Yes, the show routinely poked gentle fun at small-town America, allowing us to laugh at ourselves and not take ourselves too seriously. And who could forget what a great parent Sheriff Taylor was, often disciplining young Opie for mistakes made by sending him to his room so he could "think about that thar thing." Oh, yes. A great show, especially for someone growing up in the South.
Heck, we joke even now that we live in Mayberry since we are on an island with not even ONE stoplight. I kid you not. The UPS man's sister in law was my physical therapist, and the postal carrier who retired to rescue animals, would tell me about her vacations. People talk to one another here. Just like Mayberry.
So, imagine my disappointment when I saw the following ad put out by the Obama White House:
As Aunt Bea would say, "Oh, Andy, how could you?"

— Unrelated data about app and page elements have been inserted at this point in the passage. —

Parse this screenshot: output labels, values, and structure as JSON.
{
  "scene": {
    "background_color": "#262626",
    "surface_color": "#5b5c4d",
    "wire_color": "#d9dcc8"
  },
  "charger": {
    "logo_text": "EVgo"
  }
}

She's not the only one. FactCheck.Org also has a problem with it, as this article by Brooks Jackson indicates, "Mayberry Misleads On Medicare." It's a sad day for Mayberry, and the country, when the straight-shooting, plain talking "sheriff" is neither one. "Oh, Andy" indeed.
You can read it all here, but here are some of the salient points:

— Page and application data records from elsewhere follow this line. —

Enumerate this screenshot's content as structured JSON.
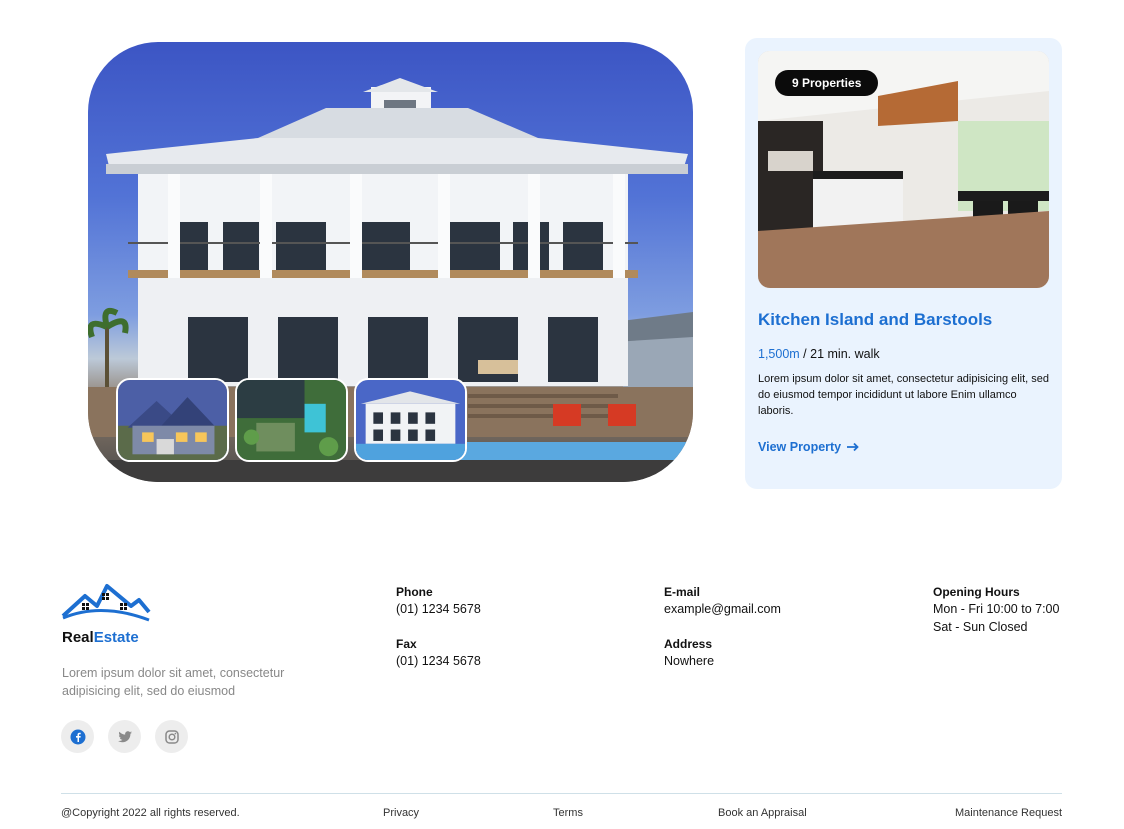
{
  "hero": {
    "thumbnails": [
      "house-dusk",
      "pool-aerial",
      "beach-house"
    ]
  },
  "card": {
    "badge": "9 Properties",
    "title": "Kitchen Island and Barstools",
    "distance": "1,500m",
    "walk": " / 21 min. walk",
    "description": "Lorem ipsum dolor sit amet, consectetur adipisicing elit, sed do eiusmod tempor incididunt ut labore Enim ullamco laboris.",
    "link_label": "View Property",
    "link_icon": "arrow-right-icon"
  },
  "footer": {
    "brand_part1": "Real",
    "brand_part2": "Estate",
    "tagline": "Lorem ipsum dolor sit amet, consectetur adipisicing elit, sed do eiusmod",
    "socials": [
      "facebook-icon",
      "twitter-icon",
      "instagram-icon"
    ],
    "phone_label": "Phone",
    "phone_value": "(01) 1234 5678",
    "fax_label": "Fax",
    "fax_value": "(01) 1234 5678",
    "email_label": "E-mail",
    "email_value": "example@gmail.com",
    "address_label": "Address",
    "address_value": "Nowhere",
    "hours_label": "Opening Hours",
    "hours_line1": "Mon - Fri 10:00 to 7:00",
    "hours_line2": "Sat - Sun Closed"
  },
  "bottom": {
    "copyright": "@Copyright 2022 all rights reserved.",
    "privacy": "Privacy",
    "terms": "Terms",
    "appraisal": "Book an Appraisal",
    "maintenance": "Maintenance Request"
  },
  "colors": {
    "accent": "#1d6fd1",
    "card_bg": "#eaf3fe",
    "badge_bg": "#0b0b0b"
  }
}
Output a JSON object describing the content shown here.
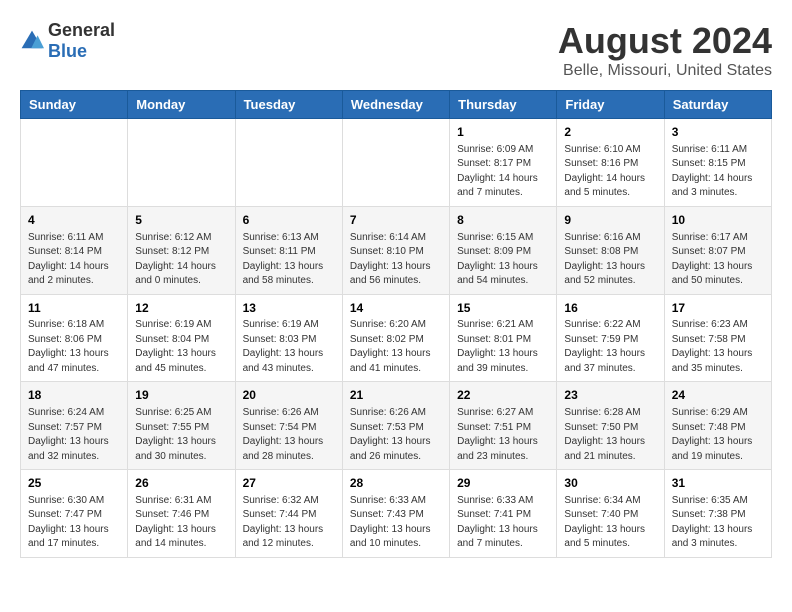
{
  "header": {
    "logo_general": "General",
    "logo_blue": "Blue",
    "month_year": "August 2024",
    "location": "Belle, Missouri, United States"
  },
  "weekdays": [
    "Sunday",
    "Monday",
    "Tuesday",
    "Wednesday",
    "Thursday",
    "Friday",
    "Saturday"
  ],
  "weeks": [
    [
      {
        "day": "",
        "info": ""
      },
      {
        "day": "",
        "info": ""
      },
      {
        "day": "",
        "info": ""
      },
      {
        "day": "",
        "info": ""
      },
      {
        "day": "1",
        "info": "Sunrise: 6:09 AM\nSunset: 8:17 PM\nDaylight: 14 hours\nand 7 minutes."
      },
      {
        "day": "2",
        "info": "Sunrise: 6:10 AM\nSunset: 8:16 PM\nDaylight: 14 hours\nand 5 minutes."
      },
      {
        "day": "3",
        "info": "Sunrise: 6:11 AM\nSunset: 8:15 PM\nDaylight: 14 hours\nand 3 minutes."
      }
    ],
    [
      {
        "day": "4",
        "info": "Sunrise: 6:11 AM\nSunset: 8:14 PM\nDaylight: 14 hours\nand 2 minutes."
      },
      {
        "day": "5",
        "info": "Sunrise: 6:12 AM\nSunset: 8:12 PM\nDaylight: 14 hours\nand 0 minutes."
      },
      {
        "day": "6",
        "info": "Sunrise: 6:13 AM\nSunset: 8:11 PM\nDaylight: 13 hours\nand 58 minutes."
      },
      {
        "day": "7",
        "info": "Sunrise: 6:14 AM\nSunset: 8:10 PM\nDaylight: 13 hours\nand 56 minutes."
      },
      {
        "day": "8",
        "info": "Sunrise: 6:15 AM\nSunset: 8:09 PM\nDaylight: 13 hours\nand 54 minutes."
      },
      {
        "day": "9",
        "info": "Sunrise: 6:16 AM\nSunset: 8:08 PM\nDaylight: 13 hours\nand 52 minutes."
      },
      {
        "day": "10",
        "info": "Sunrise: 6:17 AM\nSunset: 8:07 PM\nDaylight: 13 hours\nand 50 minutes."
      }
    ],
    [
      {
        "day": "11",
        "info": "Sunrise: 6:18 AM\nSunset: 8:06 PM\nDaylight: 13 hours\nand 47 minutes."
      },
      {
        "day": "12",
        "info": "Sunrise: 6:19 AM\nSunset: 8:04 PM\nDaylight: 13 hours\nand 45 minutes."
      },
      {
        "day": "13",
        "info": "Sunrise: 6:19 AM\nSunset: 8:03 PM\nDaylight: 13 hours\nand 43 minutes."
      },
      {
        "day": "14",
        "info": "Sunrise: 6:20 AM\nSunset: 8:02 PM\nDaylight: 13 hours\nand 41 minutes."
      },
      {
        "day": "15",
        "info": "Sunrise: 6:21 AM\nSunset: 8:01 PM\nDaylight: 13 hours\nand 39 minutes."
      },
      {
        "day": "16",
        "info": "Sunrise: 6:22 AM\nSunset: 7:59 PM\nDaylight: 13 hours\nand 37 minutes."
      },
      {
        "day": "17",
        "info": "Sunrise: 6:23 AM\nSunset: 7:58 PM\nDaylight: 13 hours\nand 35 minutes."
      }
    ],
    [
      {
        "day": "18",
        "info": "Sunrise: 6:24 AM\nSunset: 7:57 PM\nDaylight: 13 hours\nand 32 minutes."
      },
      {
        "day": "19",
        "info": "Sunrise: 6:25 AM\nSunset: 7:55 PM\nDaylight: 13 hours\nand 30 minutes."
      },
      {
        "day": "20",
        "info": "Sunrise: 6:26 AM\nSunset: 7:54 PM\nDaylight: 13 hours\nand 28 minutes."
      },
      {
        "day": "21",
        "info": "Sunrise: 6:26 AM\nSunset: 7:53 PM\nDaylight: 13 hours\nand 26 minutes."
      },
      {
        "day": "22",
        "info": "Sunrise: 6:27 AM\nSunset: 7:51 PM\nDaylight: 13 hours\nand 23 minutes."
      },
      {
        "day": "23",
        "info": "Sunrise: 6:28 AM\nSunset: 7:50 PM\nDaylight: 13 hours\nand 21 minutes."
      },
      {
        "day": "24",
        "info": "Sunrise: 6:29 AM\nSunset: 7:48 PM\nDaylight: 13 hours\nand 19 minutes."
      }
    ],
    [
      {
        "day": "25",
        "info": "Sunrise: 6:30 AM\nSunset: 7:47 PM\nDaylight: 13 hours\nand 17 minutes."
      },
      {
        "day": "26",
        "info": "Sunrise: 6:31 AM\nSunset: 7:46 PM\nDaylight: 13 hours\nand 14 minutes."
      },
      {
        "day": "27",
        "info": "Sunrise: 6:32 AM\nSunset: 7:44 PM\nDaylight: 13 hours\nand 12 minutes."
      },
      {
        "day": "28",
        "info": "Sunrise: 6:33 AM\nSunset: 7:43 PM\nDaylight: 13 hours\nand 10 minutes."
      },
      {
        "day": "29",
        "info": "Sunrise: 6:33 AM\nSunset: 7:41 PM\nDaylight: 13 hours\nand 7 minutes."
      },
      {
        "day": "30",
        "info": "Sunrise: 6:34 AM\nSunset: 7:40 PM\nDaylight: 13 hours\nand 5 minutes."
      },
      {
        "day": "31",
        "info": "Sunrise: 6:35 AM\nSunset: 7:38 PM\nDaylight: 13 hours\nand 3 minutes."
      }
    ]
  ]
}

[snip] So how can the Obama administration claim that "guaranteed Medicare benefits will remain the same"? The answer is that the term "guaranteed" is a weasel word — a qualifier that sucks the meaning out of a phrase in the way that weasels supposedly suck the contents out of an egg. It may sound to the casual listener as though this ad is saying that the benefits of all Medicare recipients are guaranteed to stay the same — and that may well be the way the ad’s sponsors wish listeners to hear it. But what the administration is really saying is that only those benefits that are guaranteed in law will remain the same.
There’s even a section in the new law (section 3601) that says: "Nothing in the provisions of, or amendments made by, this Act shall result in a reduction of guaranteed benefits under title XVIII of the Social Security Act" (the title that establishes the Medicare program). Section 3602 says even Medicare Advantage recipients won’t suffer any reduction of "any benefits guaranteed by law."

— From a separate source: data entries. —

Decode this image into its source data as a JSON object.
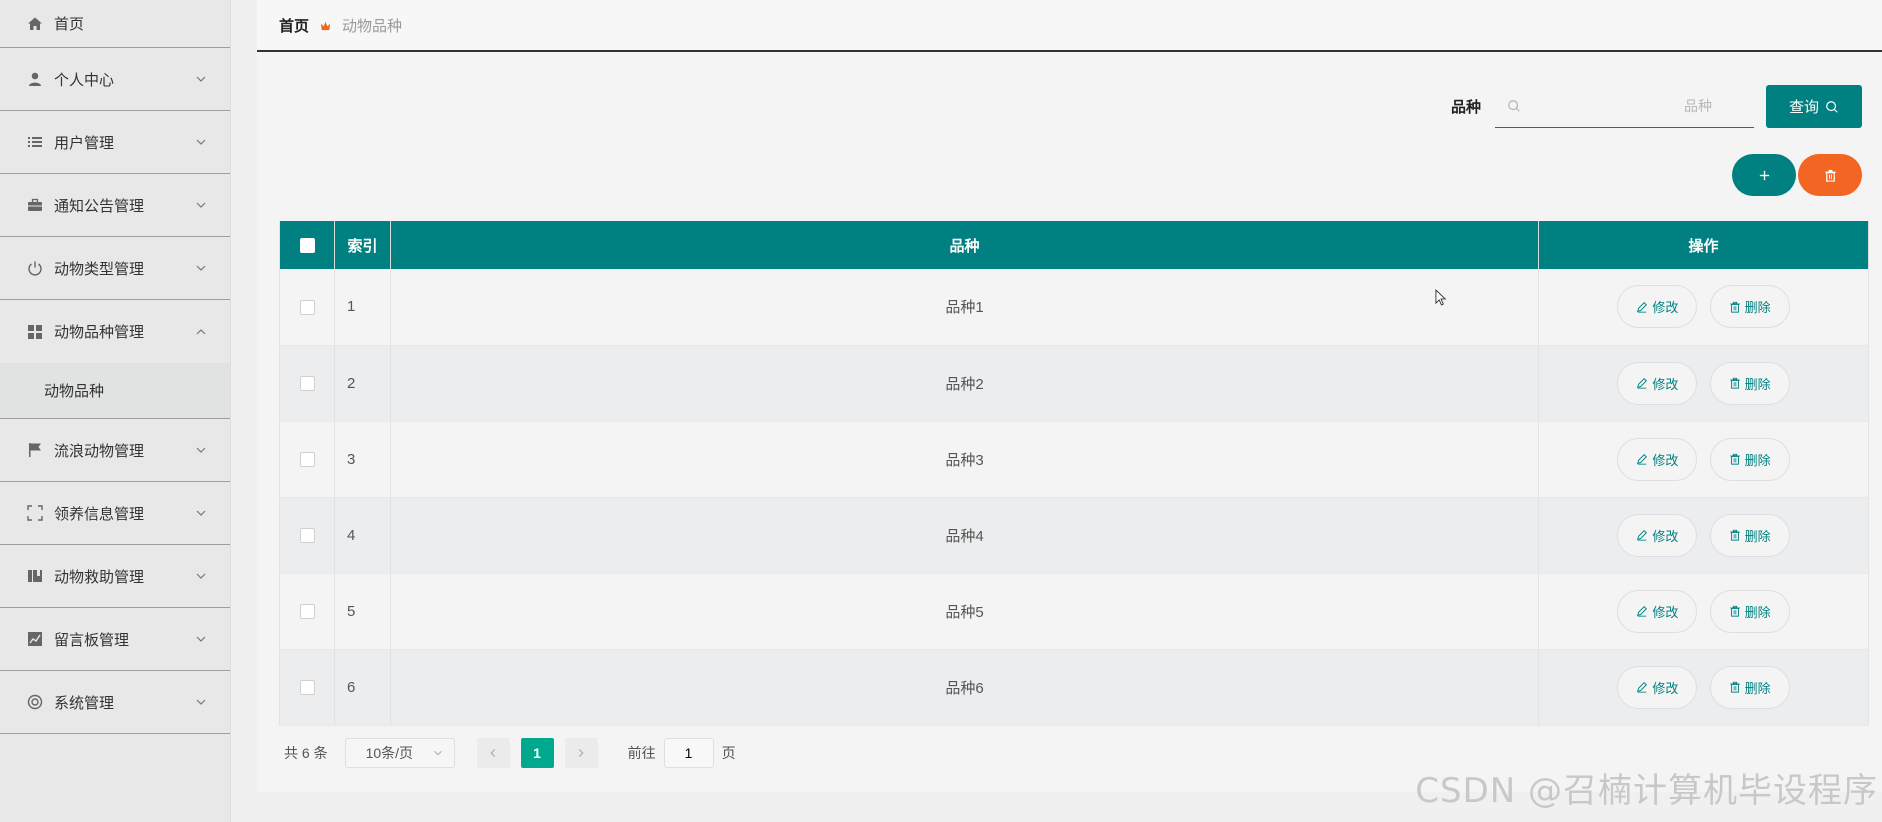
{
  "sidebar": {
    "items": [
      {
        "label": "首页",
        "icon": "home-icon"
      },
      {
        "label": "个人中心",
        "icon": "user-icon"
      },
      {
        "label": "用户管理",
        "icon": "list-icon"
      },
      {
        "label": "通知公告管理",
        "icon": "briefcase-icon"
      },
      {
        "label": "动物类型管理",
        "icon": "power-icon"
      },
      {
        "label": "动物品种管理",
        "icon": "grid-icon"
      },
      {
        "label": "流浪动物管理",
        "icon": "flag-icon"
      },
      {
        "label": "领养信息管理",
        "icon": "fullscreen-icon"
      },
      {
        "label": "动物救助管理",
        "icon": "book-icon"
      },
      {
        "label": "留言板管理",
        "icon": "chart-icon"
      },
      {
        "label": "系统管理",
        "icon": "lifebuoy-icon"
      }
    ],
    "submenu": {
      "label": "动物品种"
    }
  },
  "breadcrumb": {
    "home": "首页",
    "current": "动物品种"
  },
  "search": {
    "label": "品种",
    "placeholder": "品种",
    "button": "查询"
  },
  "table": {
    "headers": {
      "index": "索引",
      "name": "品种",
      "ops": "操作"
    },
    "rows": [
      {
        "index": "1",
        "name": "品种1"
      },
      {
        "index": "2",
        "name": "品种2"
      },
      {
        "index": "3",
        "name": "品种3"
      },
      {
        "index": "4",
        "name": "品种4"
      },
      {
        "index": "5",
        "name": "品种5"
      },
      {
        "index": "6",
        "name": "品种6"
      }
    ],
    "edit_label": "修改",
    "delete_label": "删除"
  },
  "pagination": {
    "total": "共 6 条",
    "page_size": "10条/页",
    "current_page": "1",
    "goto_prefix": "前往",
    "goto_value": "1",
    "goto_suffix": "页"
  },
  "watermark": "CSDN @召楠计算机毕设程序",
  "colors": {
    "accent": "#008080",
    "danger": "#f26522",
    "page_active": "#00a88e"
  }
}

But here’s the catch: The extra benefits generally offered by Medicare Advantage plans aren’t guaranteed by law. They are offered by private insurance companies as inducements. The companies have been able to offer somewhat more generous packages than traditional, fee-for-service Medicare because the system pays them as much as 40 percent more per patient than it pays for traditional Medicare, according to the chief actuary. The average in 2009 was about 14 percent more, according to the most recent analysis by the nonpartisan Kaiser Family Foundation, issued in February. But the new law generally eliminates the extra payments in the coming years. Foster, the chief actuary, estimates that federal spending for Medicare Advantage will be reduced by $145 billion over the law’s first decade.[snip]
Wow. So, it seems ol' Andy wasn't quite telling the truth after all, especially when you add in this Wall Street Journal article referenced by Brooks Jackson, "Health Law Augurs Transfer of Funds From Old To Young," by Janet Adamy. Check out this particular tidbit:
[snip] "I'm sure that some of those additional benefits have been nice," Nancy-Ann DeParle, who runs the White House's Office of Health Reform, says of Medicare Advantage plans. "But I think what we have to look at here is what's fair and what's important for the strength of the Medicare program long term."
Stuart Butler, a vice president at the conservative Heritage Foundation, says the White House is misrepresenting the benefits that accrue from Medicare payment cuts. "It uses it to create a new entitlement for a separate group of people rather than strengthening" the program, he says. Moreover, such cuts alone don't pay for the law.
The law will spend $938 billion over a decade, mostly to expand coverage to lower-income Americans. To finance that, there will be $455 billion coming from cuts in government payments to health-care providers that serve patients on Medicare and two other federal programs. The hardest hit—to the tune of $136 billion—will be private insurance companies that run Medicare Advantage plans. [snip]
Oh, you won't believe what all is in that article. I suggest you read the rest. It ain't pretty, but I think the headline already made that point clear. Especially if you are older, that is.
As for the new ad, I'd say that Andy has some "'splaining to do," as Ricky Ricardo used to say. After lying to his fellow senior citizens, he needs to go to his room and "think about that thar thing," and not come down until he understands how wrong lying is. Don't you think?